* **Work required**:
For every entry below, retype it exactly as it reads.

* **Given records**:
________________________
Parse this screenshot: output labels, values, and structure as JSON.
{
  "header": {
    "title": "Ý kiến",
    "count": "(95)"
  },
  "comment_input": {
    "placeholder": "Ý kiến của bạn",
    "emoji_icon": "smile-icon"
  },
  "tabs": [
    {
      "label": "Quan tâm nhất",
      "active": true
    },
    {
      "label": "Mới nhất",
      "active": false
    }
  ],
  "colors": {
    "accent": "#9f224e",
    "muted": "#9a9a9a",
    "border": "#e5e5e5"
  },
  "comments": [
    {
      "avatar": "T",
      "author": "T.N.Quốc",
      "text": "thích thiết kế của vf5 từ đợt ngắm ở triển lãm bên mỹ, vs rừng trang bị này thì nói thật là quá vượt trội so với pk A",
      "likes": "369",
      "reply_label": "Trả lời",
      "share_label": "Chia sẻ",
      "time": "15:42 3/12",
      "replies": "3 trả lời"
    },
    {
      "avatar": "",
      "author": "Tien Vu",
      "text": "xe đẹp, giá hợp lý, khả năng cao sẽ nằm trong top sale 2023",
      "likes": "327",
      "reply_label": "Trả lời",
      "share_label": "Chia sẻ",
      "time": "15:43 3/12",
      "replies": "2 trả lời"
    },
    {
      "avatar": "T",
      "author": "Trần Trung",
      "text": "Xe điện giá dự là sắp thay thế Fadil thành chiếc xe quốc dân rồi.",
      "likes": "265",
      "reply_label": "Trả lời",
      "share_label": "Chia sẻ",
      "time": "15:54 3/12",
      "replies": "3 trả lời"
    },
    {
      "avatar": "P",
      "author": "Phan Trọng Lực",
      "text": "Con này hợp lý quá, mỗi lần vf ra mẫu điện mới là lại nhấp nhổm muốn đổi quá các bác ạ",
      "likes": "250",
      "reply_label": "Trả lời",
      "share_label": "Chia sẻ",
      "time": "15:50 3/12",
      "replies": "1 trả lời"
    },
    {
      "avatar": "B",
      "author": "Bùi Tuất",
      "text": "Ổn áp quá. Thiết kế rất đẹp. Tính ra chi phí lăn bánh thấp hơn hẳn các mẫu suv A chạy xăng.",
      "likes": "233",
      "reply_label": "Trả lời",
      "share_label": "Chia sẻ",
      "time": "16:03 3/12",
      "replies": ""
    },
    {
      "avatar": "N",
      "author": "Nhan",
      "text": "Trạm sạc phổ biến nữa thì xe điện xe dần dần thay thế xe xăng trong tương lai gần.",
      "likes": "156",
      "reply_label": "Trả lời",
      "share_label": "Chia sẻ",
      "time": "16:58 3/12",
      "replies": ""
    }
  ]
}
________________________
* **Exercise result**:
Parse this screenshot: output labels, values, and structure as JSON.
{
  "header": {
    "title": "Ý kiến",
    "count": "(95)"
  },
  "comment_input": {
    "placeholder": "Ý kiến của bạn",
    "emoji_icon": "smile-icon"
  },
  "tabs": [
    {
      "label": "Quan tâm nhất",
      "active": true
    },
    {
      "label": "Mới nhất",
      "active": false
    }
  ],
  "colors": {
    "accent": "#9f224e",
    "muted": "#9a9a9a",
    "border": "#e5e5e5"
  },
  "comments": [
    {
      "avatar": "T",
      "author": "T.N.Quốc",
      "text": "thích thiết kế của vf5 từ đợt ngắm ở triển lãm bên mỹ, vs rừng trang bị này thì nói thật là quá vượt trội so với pk A",
      "likes": "369",
      "reply_label": "Trả lời",
      "share_label": "Chia sẻ",
      "time": "15:42 3/12",
      "replies": "3 trả lời"
    },
    {
      "avatar": "",
      "author": "Tien Vu",
      "text": "xe đẹp, giá hợp lý, khả năng cao sẽ nằm trong top sale 2023",
      "likes": "327",
      "reply_label": "Trả lời",
      "share_label": "Chia sẻ",
      "time": "15:43 3/12",
      "replies": "2 trả lời"
    },
    {
      "avatar": "T",
      "author": "Trần Trung",
      "text": "Xe điện giá dự là sắp thay thế Fadil thành chiếc xe quốc dân rồi.",
      "likes": "265",
      "reply_label": "Trả lời",
      "share_label": "Chia sẻ",
      "time": "15:54 3/12",
      "replies": "3 trả lời"
    },
    {
      "avatar": "P",
      "author": "Phan Trọng Lực",
      "text": "Con này hợp lý quá, mỗi lần vf ra mẫu điện mới là lại nhấp nhổm muốn đổi quá các bác ạ",
      "likes": "250",
      "reply_label": "Trả lời",
      "share_label": "Chia sẻ",
      "time": "15:50 3/12",
      "replies": "1 trả lời"
    },
    {
      "avatar": "B",
      "author": "Bùi Tuất",
      "text": "Ổn áp quá. Thiết kế rất đẹp. Tính ra chi phí lăn bánh thấp hơn hẳn các mẫu suv A chạy xăng.",
      "likes": "233",
      "reply_label": "Trả lời",
      "share_label": "Chia sẻ",
      "time": "16:03 3/12",
      "replies": ""
    },
    {
      "avatar": "N",
      "author": "Nhan",
      "text": "Trạm sạc phổ biến nữa thì xe điện xe dần dần thay thế xe xăng trong tương lai gần.",
      "likes": "156",
      "reply_label": "Trả lời",
      "share_label": "Chia sẻ",
      "time": "16:58 3/12",
      "replies": ""
    }
  ]
}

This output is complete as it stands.